START Extracted material

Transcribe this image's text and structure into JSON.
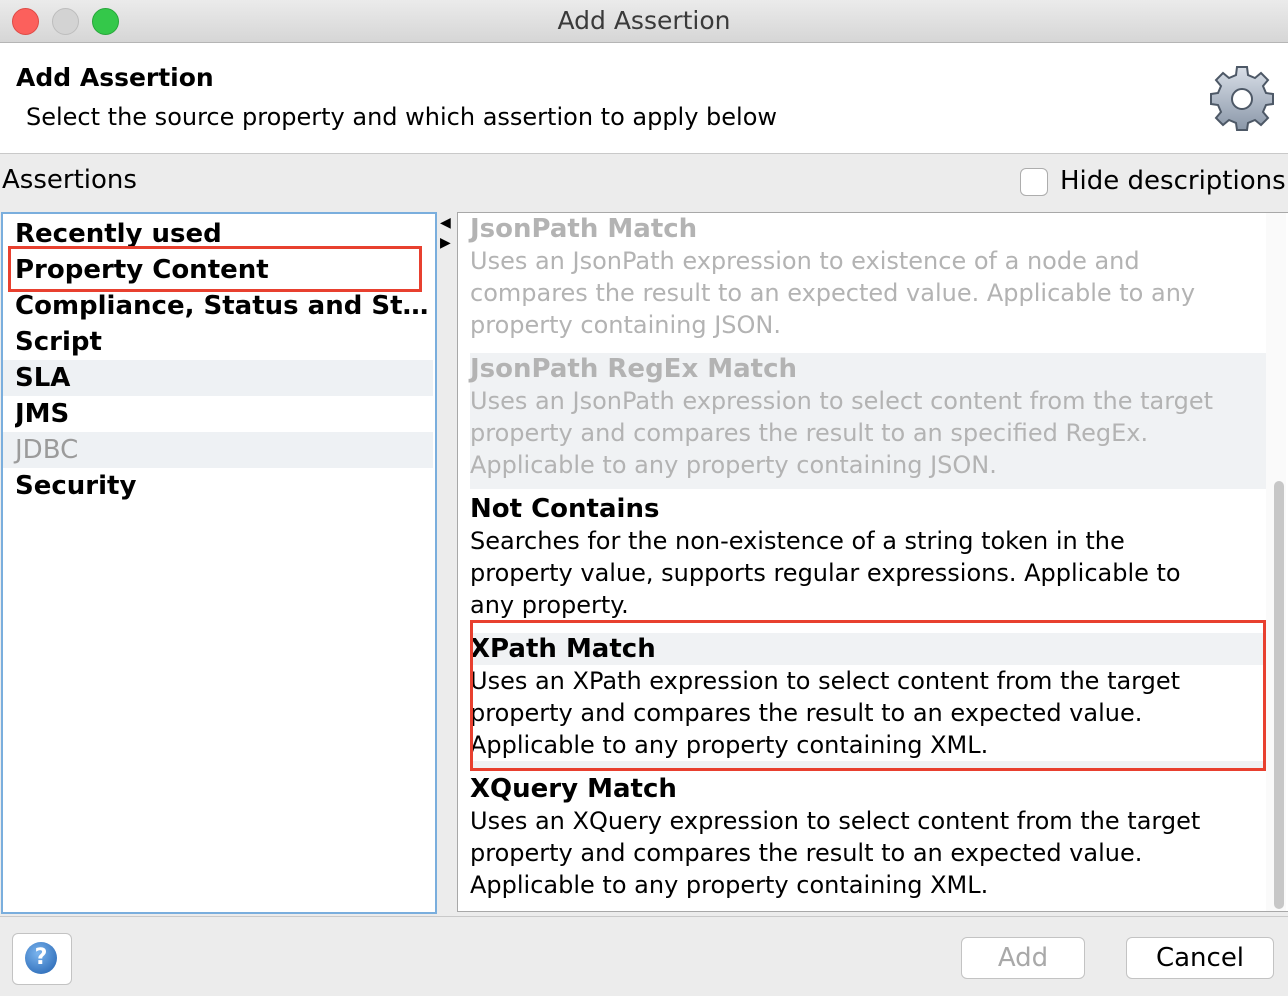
{
  "window": {
    "title": "Add Assertion",
    "controls": [
      "close",
      "minimize",
      "maximize"
    ]
  },
  "header": {
    "title": "Add Assertion",
    "subtitle": "Select the source property and which assertion to apply below",
    "icon": "gear-icon"
  },
  "assertions_label": "Assertions",
  "hide_descriptions": {
    "label": "Hide descriptions",
    "checked": false
  },
  "categories": [
    {
      "label": "Recently used",
      "enabled": true
    },
    {
      "label": "Property Content",
      "enabled": true,
      "highlighted": true
    },
    {
      "label": "Compliance, Status and Stand...",
      "enabled": true
    },
    {
      "label": "Script",
      "enabled": true
    },
    {
      "label": "SLA",
      "enabled": true
    },
    {
      "label": "JMS",
      "enabled": true
    },
    {
      "label": "JDBC",
      "enabled": false
    },
    {
      "label": "Security",
      "enabled": true
    }
  ],
  "assertion_items": [
    {
      "title": "JsonPath Match",
      "enabled": false,
      "description": [
        "Uses an JsonPath expression to existence of a node and",
        "compares the result to an expected value. Applicable to any",
        "property containing JSON."
      ]
    },
    {
      "title": "JsonPath RegEx Match",
      "enabled": false,
      "description": [
        "Uses an JsonPath expression to select content from the target",
        "property and compares the result to an specified RegEx.",
        "Applicable to any property containing JSON."
      ]
    },
    {
      "title": "Not Contains",
      "enabled": true,
      "description": [
        "Searches for the non-existence of a string token in the",
        "property value, supports regular expressions. Applicable to",
        "any property."
      ]
    },
    {
      "title": "XPath Match",
      "enabled": true,
      "highlighted": true,
      "description": [
        "Uses an XPath expression to select content from the target",
        "property and compares the result to an expected value.",
        "Applicable to any property containing XML."
      ]
    },
    {
      "title": "XQuery Match",
      "enabled": true,
      "description": [
        "Uses an XQuery expression to select content from the target",
        "property and compares the result to an expected value.",
        "Applicable to any property containing XML."
      ]
    }
  ],
  "footer": {
    "help_icon": "help-icon",
    "help_glyph": "?",
    "add_label": "Add",
    "add_enabled": false,
    "cancel_label": "Cancel"
  },
  "colors": {
    "highlight_border": "#e8402f",
    "list_border": "#7aaedd",
    "disabled_text": "#b3b3b3"
  }
}
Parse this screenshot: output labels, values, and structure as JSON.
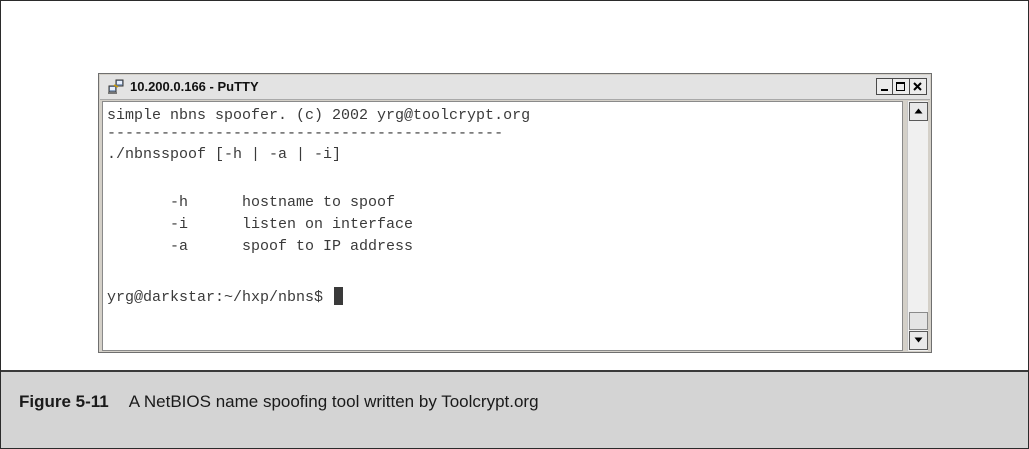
{
  "window": {
    "title": "10.200.0.166 - PuTTY",
    "icon": "putty-network-icon"
  },
  "terminal": {
    "lines": [
      "simple nbns spoofer. (c) 2002 yrg@toolcrypt.org",
      "--------------------------------------------",
      "./nbnsspoof [-h | -a | -i]",
      "",
      "       -h      hostname to spoof",
      "       -i      listen on interface",
      "       -a      spoof to IP address",
      "",
      "yrg@darkstar:~/hxp/nbns$ "
    ]
  },
  "caption": {
    "label": "Figure 5-11",
    "text": "A NetBIOS name spoofing tool written by Toolcrypt.org"
  }
}
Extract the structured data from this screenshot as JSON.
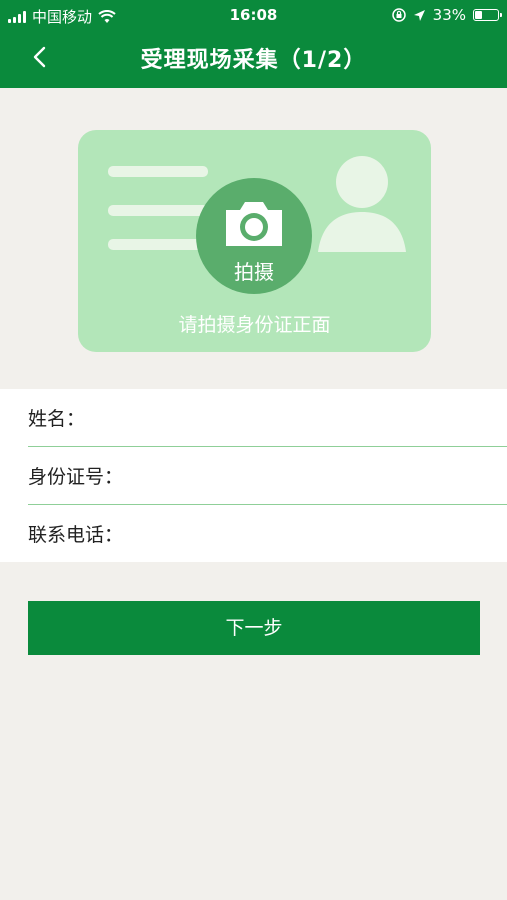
{
  "status_bar": {
    "carrier": "中国移动",
    "time": "16:08",
    "battery": "33%",
    "battery_level": 0.33,
    "icons": [
      "signal-icon",
      "wifi-icon",
      "orientation-lock-icon",
      "location-arrow-icon",
      "battery-icon"
    ]
  },
  "nav": {
    "back_icon": "chevron-left-icon",
    "title": "受理现场采集（1/2）"
  },
  "id_card": {
    "camera_icon": "camera-icon",
    "camera_label": "拍摄",
    "hint": "请拍摄身份证正面",
    "avatar_icon": "person-silhouette-icon"
  },
  "form": {
    "name_label": "姓名：",
    "name_value": "",
    "id_label": "身份证号：",
    "id_value": "",
    "phone_label": "联系电话：",
    "phone_value": ""
  },
  "next_button": "下一步",
  "colors": {
    "primary": "#0a8a3c",
    "card_bg": "#b3e6b9",
    "camera_circle": "#5aad6c",
    "page_bg": "#f2f0ec"
  }
}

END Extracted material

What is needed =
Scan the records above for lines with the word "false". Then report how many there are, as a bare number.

Task response =
5